• **PROBLEM TO SOLVE**: The required answer is an exact copy of every entry underneath.

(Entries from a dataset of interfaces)
- Opening Delimiter -
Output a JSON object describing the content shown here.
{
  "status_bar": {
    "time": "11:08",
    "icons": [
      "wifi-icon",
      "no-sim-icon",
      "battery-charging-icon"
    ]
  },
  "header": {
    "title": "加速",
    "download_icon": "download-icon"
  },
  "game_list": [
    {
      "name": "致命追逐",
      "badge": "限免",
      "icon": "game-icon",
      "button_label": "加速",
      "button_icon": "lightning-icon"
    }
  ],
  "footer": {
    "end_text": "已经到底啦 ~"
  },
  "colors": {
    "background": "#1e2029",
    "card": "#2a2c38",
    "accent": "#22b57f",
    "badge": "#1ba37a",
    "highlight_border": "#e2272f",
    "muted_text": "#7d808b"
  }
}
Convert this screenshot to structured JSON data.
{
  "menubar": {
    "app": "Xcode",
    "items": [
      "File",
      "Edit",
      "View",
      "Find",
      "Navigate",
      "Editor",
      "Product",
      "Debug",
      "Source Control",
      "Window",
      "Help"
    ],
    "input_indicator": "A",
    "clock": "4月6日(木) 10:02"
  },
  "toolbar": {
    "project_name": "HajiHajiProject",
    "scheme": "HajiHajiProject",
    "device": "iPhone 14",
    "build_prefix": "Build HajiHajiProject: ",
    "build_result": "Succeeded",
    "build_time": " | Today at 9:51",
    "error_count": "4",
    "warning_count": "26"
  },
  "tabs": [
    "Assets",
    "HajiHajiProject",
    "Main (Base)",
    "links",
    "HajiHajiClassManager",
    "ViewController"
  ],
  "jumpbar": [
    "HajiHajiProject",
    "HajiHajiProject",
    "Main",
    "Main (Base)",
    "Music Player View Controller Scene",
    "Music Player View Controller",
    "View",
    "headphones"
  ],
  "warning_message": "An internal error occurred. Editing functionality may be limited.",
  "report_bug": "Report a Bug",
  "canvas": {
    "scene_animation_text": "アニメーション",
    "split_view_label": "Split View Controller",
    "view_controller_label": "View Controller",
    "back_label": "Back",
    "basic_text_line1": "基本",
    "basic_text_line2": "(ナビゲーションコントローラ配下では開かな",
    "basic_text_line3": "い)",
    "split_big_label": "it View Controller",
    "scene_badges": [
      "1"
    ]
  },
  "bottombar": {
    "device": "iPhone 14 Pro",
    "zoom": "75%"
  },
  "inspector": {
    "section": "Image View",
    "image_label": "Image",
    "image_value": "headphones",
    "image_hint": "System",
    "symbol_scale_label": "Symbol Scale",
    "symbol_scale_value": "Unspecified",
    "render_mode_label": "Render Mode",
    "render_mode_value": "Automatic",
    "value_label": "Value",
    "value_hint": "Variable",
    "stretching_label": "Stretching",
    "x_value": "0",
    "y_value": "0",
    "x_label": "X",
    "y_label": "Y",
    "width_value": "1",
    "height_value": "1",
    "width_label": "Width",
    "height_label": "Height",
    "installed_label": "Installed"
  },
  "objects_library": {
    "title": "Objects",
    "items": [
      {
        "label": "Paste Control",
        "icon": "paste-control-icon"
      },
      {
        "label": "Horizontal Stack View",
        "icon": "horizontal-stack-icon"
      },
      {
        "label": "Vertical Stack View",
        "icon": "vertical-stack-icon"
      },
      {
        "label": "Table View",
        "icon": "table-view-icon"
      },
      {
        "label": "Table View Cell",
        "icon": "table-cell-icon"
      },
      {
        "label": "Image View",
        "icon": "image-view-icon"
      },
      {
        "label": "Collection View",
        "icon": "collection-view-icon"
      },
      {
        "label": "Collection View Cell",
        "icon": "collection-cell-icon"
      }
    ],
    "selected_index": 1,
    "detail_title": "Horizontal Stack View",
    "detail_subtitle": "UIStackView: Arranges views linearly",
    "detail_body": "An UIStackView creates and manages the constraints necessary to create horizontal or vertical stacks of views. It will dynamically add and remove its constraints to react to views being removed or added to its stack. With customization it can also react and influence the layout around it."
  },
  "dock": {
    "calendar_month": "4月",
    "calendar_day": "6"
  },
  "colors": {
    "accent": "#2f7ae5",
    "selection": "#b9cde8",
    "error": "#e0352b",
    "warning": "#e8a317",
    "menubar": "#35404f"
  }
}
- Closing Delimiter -
• **ANSWER TO THIS EXERCISE**:
Output a JSON object describing the content shown here.
{
  "status_bar": {
    "time": "11:08",
    "icons": [
      "wifi-icon",
      "no-sim-icon",
      "battery-charging-icon"
    ]
  },
  "header": {
    "title": "加速",
    "download_icon": "download-icon"
  },
  "game_list": [
    {
      "name": "致命追逐",
      "badge": "限免",
      "icon": "game-icon",
      "button_label": "加速",
      "button_icon": "lightning-icon"
    }
  ],
  "footer": {
    "end_text": "已经到底啦 ~"
  },
  "colors": {
    "background": "#1e2029",
    "card": "#2a2c38",
    "accent": "#22b57f",
    "badge": "#1ba37a",
    "highlight_border": "#e2272f",
    "muted_text": "#7d808b"
  }
}
Convert this screenshot to structured JSON data.
{
  "menubar": {
    "app": "Xcode",
    "items": [
      "File",
      "Edit",
      "View",
      "Find",
      "Navigate",
      "Editor",
      "Product",
      "Debug",
      "Source Control",
      "Window",
      "Help"
    ],
    "input_indicator": "A",
    "clock": "4月6日(木) 10:02"
  },
  "toolbar": {
    "project_name": "HajiHajiProject",
    "scheme": "HajiHajiProject",
    "device": "iPhone 14",
    "build_prefix": "Build HajiHajiProject: ",
    "build_result": "Succeeded",
    "build_time": " | Today at 9:51",
    "error_count": "4",
    "warning_count": "26"
  },
  "tabs": [
    "Assets",
    "HajiHajiProject",
    "Main (Base)",
    "links",
    "HajiHajiClassManager",
    "ViewController"
  ],
  "jumpbar": [
    "HajiHajiProject",
    "HajiHajiProject",
    "Main",
    "Main (Base)",
    "Music Player View Controller Scene",
    "Music Player View Controller",
    "View",
    "headphones"
  ],
  "warning_message": "An internal error occurred. Editing functionality may be limited.",
  "report_bug": "Report a Bug",
  "canvas": {
    "scene_animation_text": "アニメーション",
    "split_view_label": "Split View Controller",
    "view_controller_label": "View Controller",
    "back_label": "Back",
    "basic_text_line1": "基本",
    "basic_text_line2": "(ナビゲーションコントローラ配下では開かな",
    "basic_text_line3": "い)",
    "split_big_label": "it View Controller",
    "scene_badges": [
      "1"
    ]
  },
  "bottombar": {
    "device": "iPhone 14 Pro",
    "zoom": "75%"
  },
  "inspector": {
    "section": "Image View",
    "image_label": "Image",
    "image_value": "headphones",
    "image_hint": "System",
    "symbol_scale_label": "Symbol Scale",
    "symbol_scale_value": "Unspecified",
    "render_mode_label": "Render Mode",
    "render_mode_value": "Automatic",
    "value_label": "Value",
    "value_hint": "Variable",
    "stretching_label": "Stretching",
    "x_value": "0",
    "y_value": "0",
    "x_label": "X",
    "y_label": "Y",
    "width_value": "1",
    "height_value": "1",
    "width_label": "Width",
    "height_label": "Height",
    "installed_label": "Installed"
  },
  "objects_library": {
    "title": "Objects",
    "items": [
      {
        "label": "Paste Control",
        "icon": "paste-control-icon"
      },
      {
        "label": "Horizontal Stack View",
        "icon": "horizontal-stack-icon"
      },
      {
        "label": "Vertical Stack View",
        "icon": "vertical-stack-icon"
      },
      {
        "label": "Table View",
        "icon": "table-view-icon"
      },
      {
        "label": "Table View Cell",
        "icon": "table-cell-icon"
      },
      {
        "label": "Image View",
        "icon": "image-view-icon"
      },
      {
        "label": "Collection View",
        "icon": "collection-view-icon"
      },
      {
        "label": "Collection View Cell",
        "icon": "collection-cell-icon"
      }
    ],
    "selected_index": 1,
    "detail_title": "Horizontal Stack View",
    "detail_subtitle": "UIStackView: Arranges views linearly",
    "detail_body": "An UIStackView creates and manages the constraints necessary to create horizontal or vertical stacks of views. It will dynamically add and remove its constraints to react to views being removed or added to its stack. With customization it can also react and influence the layout around it."
  },
  "dock": {
    "calendar_month": "4月",
    "calendar_day": "6"
  },
  "colors": {
    "accent": "#2f7ae5",
    "selection": "#b9cde8",
    "error": "#e0352b",
    "warning": "#e8a317",
    "menubar": "#35404f"
  }
}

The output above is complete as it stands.